  1. You are using images from the images: remote, apply changes to them on the fly, then launch the container.
  2. The commands are not equivalent to Incus which can cause some usage friction.
  3. The warning that lxops may mess up your system is harsh. The way I understand this, lxops should only deal with instances that were created with lxops but refuse to work with others.
  4. You should frame lxops as a companion utility that is used for special cases of image creation. lxops makes it easier to create a custom image, compared to a) creating one with distrobuilder (too much effort), b) cloud-init through profiles (here is your competition and requires some analysis).
  5. You do not mention only Incus, and it complicates the messaging. Can lxops detect that internally so that a single executable will work in both cases?
$ incus config get wordpress image.lxops

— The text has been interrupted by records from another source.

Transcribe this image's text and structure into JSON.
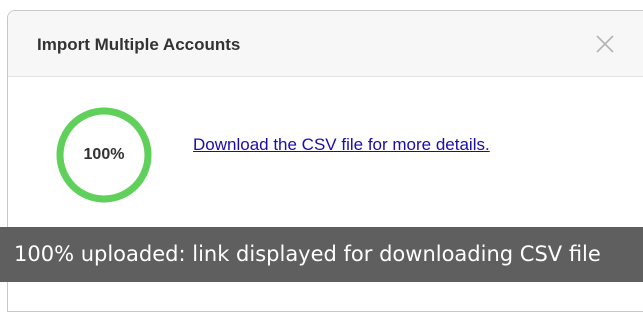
{
  "modal": {
    "title": "Import Multiple Accounts",
    "close_icon": "close-icon"
  },
  "progress": {
    "percent_text": "100%",
    "fraction": 1.0,
    "ring_color": "#5fd15a"
  },
  "download": {
    "link_text": "Download the CSV file for more details."
  },
  "caption": {
    "text": "100% uploaded: link displayed for downloading CSV file"
  },
  "colors": {
    "link": "#1a0dab",
    "caption_bg": "#5f5f5f",
    "header_bg": "#f7f7f7"
  }
}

$ incus config set wordpress image.lxops=true
$ incus config get wordpress image.lxops
true
user@user-desktop:~$ 

Thank you for the review.

A clarification: lxops is not a replacement for distrobuilder. Distrobuilder creates images directly from external artifacts (releases and repositories of the various distributions). lxops does not do this. But incus and lxd can easily create images from other images: Launch a container from an image, install some packages or do any other configuration, take a snapshot, publish the snapshot as an image, export the image to a file, and import the image to another system. lxops automates parts of this procedure with a build file, which specifies the starting image (or instance snapshot), profiles, a list of cloud-config files, etc…

“lxops cloudconfig” works with any existing instance, not instances created by lxops.

I used to have my own home-grown file format for configuring instances. But I switched to the cloud-config format and semantics, which saved me from trying to maintain yet another configuration specification. I understand many people use Ansible instead, perhaps with some bootstrap configuration done with cloud-init. I don’t know Ansible. The cloud-config format is simple (at least the basic modules), easy to learn, straightforward, and can be implemented with almost no requirements on the instance (no python or ssh are required).

Other aspects of lxops can be discussed elsewhere (e.g. here).